  15. ^ a b Aiello, Brett R.; Bhamla, M. Saad; Gau, Jeff; Morris, John G. L.; Bomar, Kenji; da Cunha, Shashwati; Fu, Harrison; Laws, Julia; Minoguchi, Hajime; Sripathi, Manognya; Washington, Kendra; Wong, Gabriella; Shubin, Neil H.; Sponberg, Simon; Stewart, Thomas A. (24 April 2023). "The origin of blinking in both mudskippers and tetrapods is linked to life on land". PNAS. 120 (18): e2220404120. doi:10.1073/pnas.2220404120. PMC 10160996. PMID 37094121.
  16. ^ Plainis, S.; Murray, I. J.; Carden, D. (2006). "The dazzle reflex: Electrophysiological signals from ocular muscles reveal strong binocular summation effects". Ophthalmic and Physiological Optics. 26 (3): 318–25. doi:10.1111/j.1475-1313.2006.00350.x. PMID 16684158. S2CID 27075991.
  17. ^ Juan, Stephen (30 June 2006). "Why do babies blink less often than adults?". The Register.
  18. ^ Doughty, M. J. (2002). "Further assessment of gender- and blink pattern-related differences in the spontaneous eyeblink activity in primary gaze in young adult humans". Optometry and Vision Science. 79 (7). American Academy of Optometry: 439–47. doi:10.1097/00006324-200207000-00013. PMID 12137399. S2CID 24140202.

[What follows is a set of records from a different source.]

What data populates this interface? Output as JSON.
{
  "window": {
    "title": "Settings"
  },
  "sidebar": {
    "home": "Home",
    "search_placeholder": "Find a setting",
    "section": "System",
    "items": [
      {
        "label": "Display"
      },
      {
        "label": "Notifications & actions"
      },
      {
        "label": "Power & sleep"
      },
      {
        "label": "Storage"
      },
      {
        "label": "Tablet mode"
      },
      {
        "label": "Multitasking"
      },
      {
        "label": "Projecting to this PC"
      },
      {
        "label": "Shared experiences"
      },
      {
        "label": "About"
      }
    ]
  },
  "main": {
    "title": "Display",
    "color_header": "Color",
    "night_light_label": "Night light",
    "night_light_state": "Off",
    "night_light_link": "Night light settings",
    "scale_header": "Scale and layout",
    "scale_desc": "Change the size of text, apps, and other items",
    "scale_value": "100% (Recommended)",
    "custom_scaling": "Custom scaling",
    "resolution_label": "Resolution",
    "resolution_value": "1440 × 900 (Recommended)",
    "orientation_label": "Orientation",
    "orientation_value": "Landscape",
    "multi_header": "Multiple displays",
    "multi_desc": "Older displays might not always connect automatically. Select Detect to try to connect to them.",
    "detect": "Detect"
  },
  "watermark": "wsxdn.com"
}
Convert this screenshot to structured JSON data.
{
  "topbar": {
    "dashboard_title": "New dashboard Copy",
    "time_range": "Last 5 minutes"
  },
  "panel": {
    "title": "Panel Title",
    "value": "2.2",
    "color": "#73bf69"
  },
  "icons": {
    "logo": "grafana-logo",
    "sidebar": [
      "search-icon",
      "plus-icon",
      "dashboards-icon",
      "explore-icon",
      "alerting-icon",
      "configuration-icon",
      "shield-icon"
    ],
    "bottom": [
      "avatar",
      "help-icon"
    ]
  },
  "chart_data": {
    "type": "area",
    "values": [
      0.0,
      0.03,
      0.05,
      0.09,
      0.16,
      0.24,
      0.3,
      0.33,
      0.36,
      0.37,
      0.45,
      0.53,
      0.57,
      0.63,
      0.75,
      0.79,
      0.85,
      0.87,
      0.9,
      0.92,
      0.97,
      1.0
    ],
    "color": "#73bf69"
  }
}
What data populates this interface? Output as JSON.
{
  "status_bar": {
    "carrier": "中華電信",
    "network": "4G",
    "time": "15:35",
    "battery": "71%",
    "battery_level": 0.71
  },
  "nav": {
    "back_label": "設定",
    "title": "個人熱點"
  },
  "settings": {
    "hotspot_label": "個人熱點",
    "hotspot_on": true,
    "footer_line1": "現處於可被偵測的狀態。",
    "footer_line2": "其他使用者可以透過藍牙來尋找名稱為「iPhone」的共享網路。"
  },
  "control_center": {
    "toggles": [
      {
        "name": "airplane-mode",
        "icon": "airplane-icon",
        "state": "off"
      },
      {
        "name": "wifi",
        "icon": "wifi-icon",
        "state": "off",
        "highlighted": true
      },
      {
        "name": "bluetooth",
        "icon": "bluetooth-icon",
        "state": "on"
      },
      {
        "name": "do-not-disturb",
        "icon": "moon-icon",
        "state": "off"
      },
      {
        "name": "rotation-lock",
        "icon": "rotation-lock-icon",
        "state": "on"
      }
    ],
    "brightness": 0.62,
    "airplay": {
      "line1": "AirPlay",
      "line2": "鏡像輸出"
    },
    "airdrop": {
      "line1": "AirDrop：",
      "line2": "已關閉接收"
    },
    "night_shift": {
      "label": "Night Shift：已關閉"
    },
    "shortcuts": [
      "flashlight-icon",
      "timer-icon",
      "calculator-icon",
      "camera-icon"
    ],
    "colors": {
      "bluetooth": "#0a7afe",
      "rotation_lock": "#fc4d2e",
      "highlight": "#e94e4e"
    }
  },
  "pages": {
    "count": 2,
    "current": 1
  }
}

  19. ^ Sforza, Chiarella; Rango, Mario; Galante, Domenico; Bresolin, Nereo; Ferrario, Virgilio F. (2008). "Spontaneous blinking in healthy persons: An optoelectronic study of eyelid motion". Ophthalmic and Physiological Optics. 28 (4): 345–53. doi:10.1111/j.1475-1313.2008.00577.x. PMID 18565090. S2CID 542559.
  20. ^ Yolton, D. P.; Yolton, R. L.; López, R.; Bogner, B.; Stevens, R.; Rao, D. (1994). "The effects of gender and birth control pill use on spontaneous blink rates". Journal of the American Optometric Association. 65 (11): 763–70. PMID 7822673.
  21. ^ Bentivoglio, A. R.; Bressman, S. B.; Cassetta, E.; Carretta, D.; Tonali, P.; Albanese, A. (November 1997). "Analysis of blink rate patterns in normal subjects". Movement Disorders. 12 (6): 1028–1034. doi:10.1002/mds.870120629. ISSN 0885-3185. PMID 9399231. S2CID 12607655.
  22. ^ 修, 福島; 正男, 斎藤 (31 March 1998). "バイオフィードバック法による瞬目の訓練". バイオフィードバック研究 (in Japanese). 25. doi:10.20595/jjbf.25.0_17. ISSN 0386-1856.

External links[edit]

  • Media related to Blinking at Wikimedia Commons